Start of Provided records

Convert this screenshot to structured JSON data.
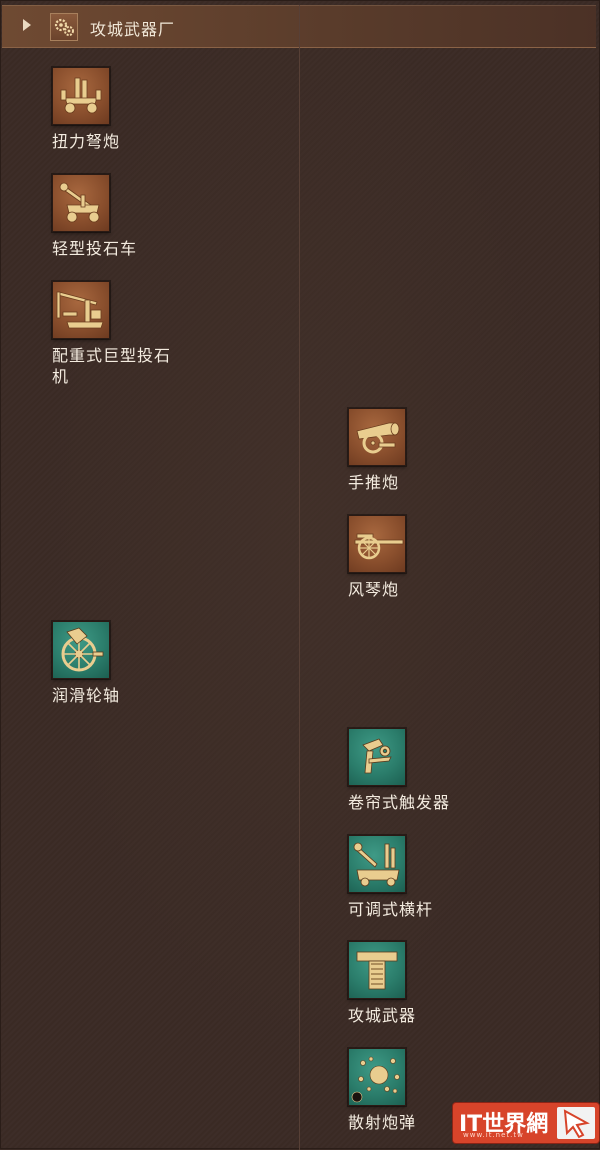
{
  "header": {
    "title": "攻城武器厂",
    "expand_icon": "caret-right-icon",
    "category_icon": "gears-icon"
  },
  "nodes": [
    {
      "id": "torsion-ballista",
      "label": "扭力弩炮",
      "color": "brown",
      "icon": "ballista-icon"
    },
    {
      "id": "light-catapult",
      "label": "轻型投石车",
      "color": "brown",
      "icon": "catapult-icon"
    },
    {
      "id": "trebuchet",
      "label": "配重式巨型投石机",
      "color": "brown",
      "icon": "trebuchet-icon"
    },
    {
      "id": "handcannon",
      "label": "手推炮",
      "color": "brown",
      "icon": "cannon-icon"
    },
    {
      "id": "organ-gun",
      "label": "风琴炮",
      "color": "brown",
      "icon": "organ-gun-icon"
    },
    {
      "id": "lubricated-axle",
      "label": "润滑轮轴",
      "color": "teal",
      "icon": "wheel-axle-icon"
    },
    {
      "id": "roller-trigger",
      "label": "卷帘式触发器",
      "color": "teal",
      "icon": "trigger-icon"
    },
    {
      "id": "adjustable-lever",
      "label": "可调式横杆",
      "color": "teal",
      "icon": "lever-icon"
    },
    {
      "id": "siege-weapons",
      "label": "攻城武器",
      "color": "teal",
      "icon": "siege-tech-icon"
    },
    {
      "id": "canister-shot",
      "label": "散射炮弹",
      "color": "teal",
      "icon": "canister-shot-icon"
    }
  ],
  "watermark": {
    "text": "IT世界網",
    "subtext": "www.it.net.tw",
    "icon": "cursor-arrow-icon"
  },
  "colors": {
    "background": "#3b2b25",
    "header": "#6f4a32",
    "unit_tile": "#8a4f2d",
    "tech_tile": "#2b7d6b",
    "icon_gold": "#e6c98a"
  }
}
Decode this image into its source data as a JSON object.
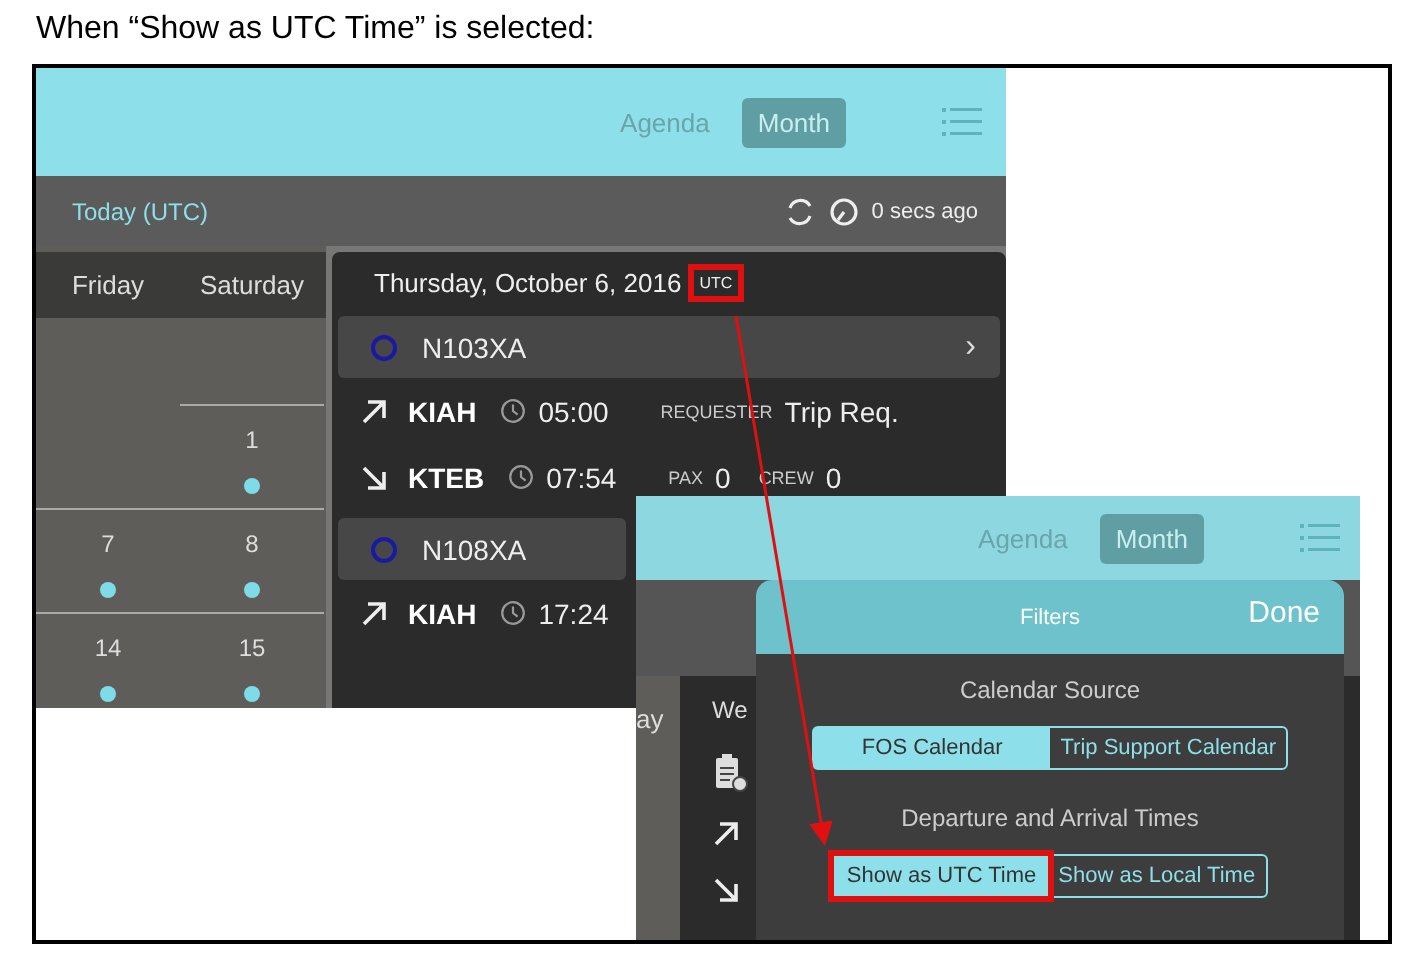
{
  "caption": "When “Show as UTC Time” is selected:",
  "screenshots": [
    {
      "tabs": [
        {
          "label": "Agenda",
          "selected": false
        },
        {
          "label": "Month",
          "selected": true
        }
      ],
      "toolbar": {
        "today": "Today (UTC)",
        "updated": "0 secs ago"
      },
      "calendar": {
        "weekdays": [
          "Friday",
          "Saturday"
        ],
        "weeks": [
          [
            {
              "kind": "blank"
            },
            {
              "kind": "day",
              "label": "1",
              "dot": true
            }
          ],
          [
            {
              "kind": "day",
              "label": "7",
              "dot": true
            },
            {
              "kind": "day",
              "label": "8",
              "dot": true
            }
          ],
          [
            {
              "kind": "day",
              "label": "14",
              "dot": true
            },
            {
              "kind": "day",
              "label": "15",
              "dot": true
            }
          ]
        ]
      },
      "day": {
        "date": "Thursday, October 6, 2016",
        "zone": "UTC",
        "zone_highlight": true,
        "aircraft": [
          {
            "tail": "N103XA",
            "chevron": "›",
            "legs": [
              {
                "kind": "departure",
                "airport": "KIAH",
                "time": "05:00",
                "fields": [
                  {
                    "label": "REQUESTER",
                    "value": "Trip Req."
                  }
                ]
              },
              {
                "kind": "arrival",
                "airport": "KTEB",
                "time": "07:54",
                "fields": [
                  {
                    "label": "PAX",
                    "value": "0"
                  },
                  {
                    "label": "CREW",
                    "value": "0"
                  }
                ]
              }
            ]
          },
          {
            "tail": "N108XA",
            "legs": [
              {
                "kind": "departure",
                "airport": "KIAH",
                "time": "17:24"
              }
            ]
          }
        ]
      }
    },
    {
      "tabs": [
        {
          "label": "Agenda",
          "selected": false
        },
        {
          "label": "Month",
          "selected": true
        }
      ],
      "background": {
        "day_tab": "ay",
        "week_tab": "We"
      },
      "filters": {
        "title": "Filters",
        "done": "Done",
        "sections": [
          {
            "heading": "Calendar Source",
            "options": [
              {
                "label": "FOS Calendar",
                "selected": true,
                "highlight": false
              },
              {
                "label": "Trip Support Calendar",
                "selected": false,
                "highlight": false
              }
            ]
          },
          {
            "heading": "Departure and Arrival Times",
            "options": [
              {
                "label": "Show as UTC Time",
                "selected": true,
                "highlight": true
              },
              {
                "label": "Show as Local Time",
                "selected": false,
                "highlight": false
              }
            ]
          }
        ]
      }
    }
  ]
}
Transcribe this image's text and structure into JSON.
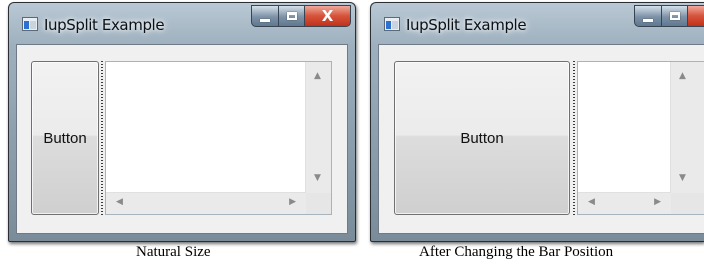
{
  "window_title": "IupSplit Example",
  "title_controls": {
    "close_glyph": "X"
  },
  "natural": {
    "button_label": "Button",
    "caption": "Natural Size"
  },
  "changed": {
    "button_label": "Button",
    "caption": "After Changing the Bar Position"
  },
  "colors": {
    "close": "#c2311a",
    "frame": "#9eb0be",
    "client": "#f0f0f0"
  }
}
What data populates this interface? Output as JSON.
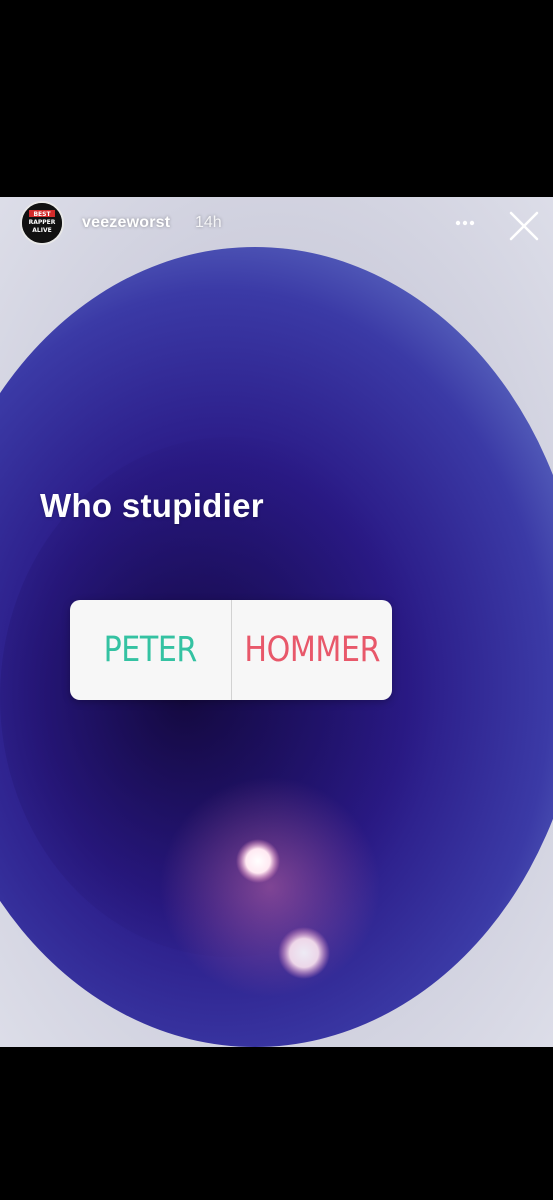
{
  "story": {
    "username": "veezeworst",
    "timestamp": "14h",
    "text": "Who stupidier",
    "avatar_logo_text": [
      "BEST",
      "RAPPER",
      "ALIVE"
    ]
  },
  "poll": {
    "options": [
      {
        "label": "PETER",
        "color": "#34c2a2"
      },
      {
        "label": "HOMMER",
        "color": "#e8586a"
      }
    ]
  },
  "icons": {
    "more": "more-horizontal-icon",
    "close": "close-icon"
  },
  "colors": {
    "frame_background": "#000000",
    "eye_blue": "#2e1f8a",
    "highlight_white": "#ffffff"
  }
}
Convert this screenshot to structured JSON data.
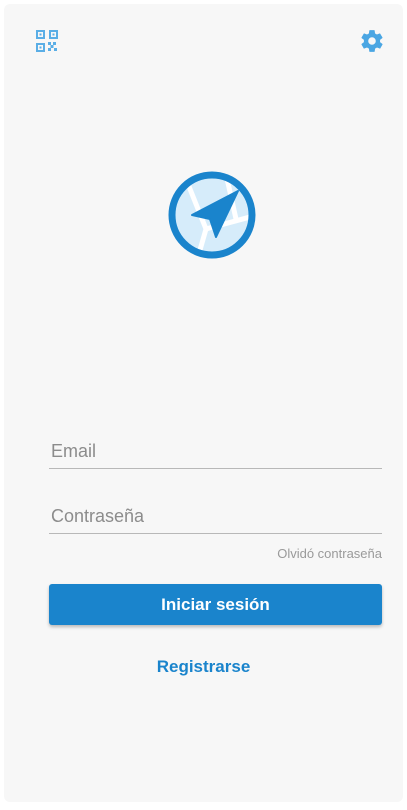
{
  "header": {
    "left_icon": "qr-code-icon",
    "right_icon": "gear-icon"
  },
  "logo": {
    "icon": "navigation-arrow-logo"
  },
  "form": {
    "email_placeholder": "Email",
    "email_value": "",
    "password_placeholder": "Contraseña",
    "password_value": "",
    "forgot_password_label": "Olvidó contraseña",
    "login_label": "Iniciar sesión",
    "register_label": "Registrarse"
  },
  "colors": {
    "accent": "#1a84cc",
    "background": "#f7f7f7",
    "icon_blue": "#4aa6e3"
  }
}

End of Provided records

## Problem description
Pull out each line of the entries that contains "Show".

## Solution to this task
  "caption": "When “Show as UTC Time” is selected:",
                "label": "Show as UTC Time",
                "label": "Show as Local Time",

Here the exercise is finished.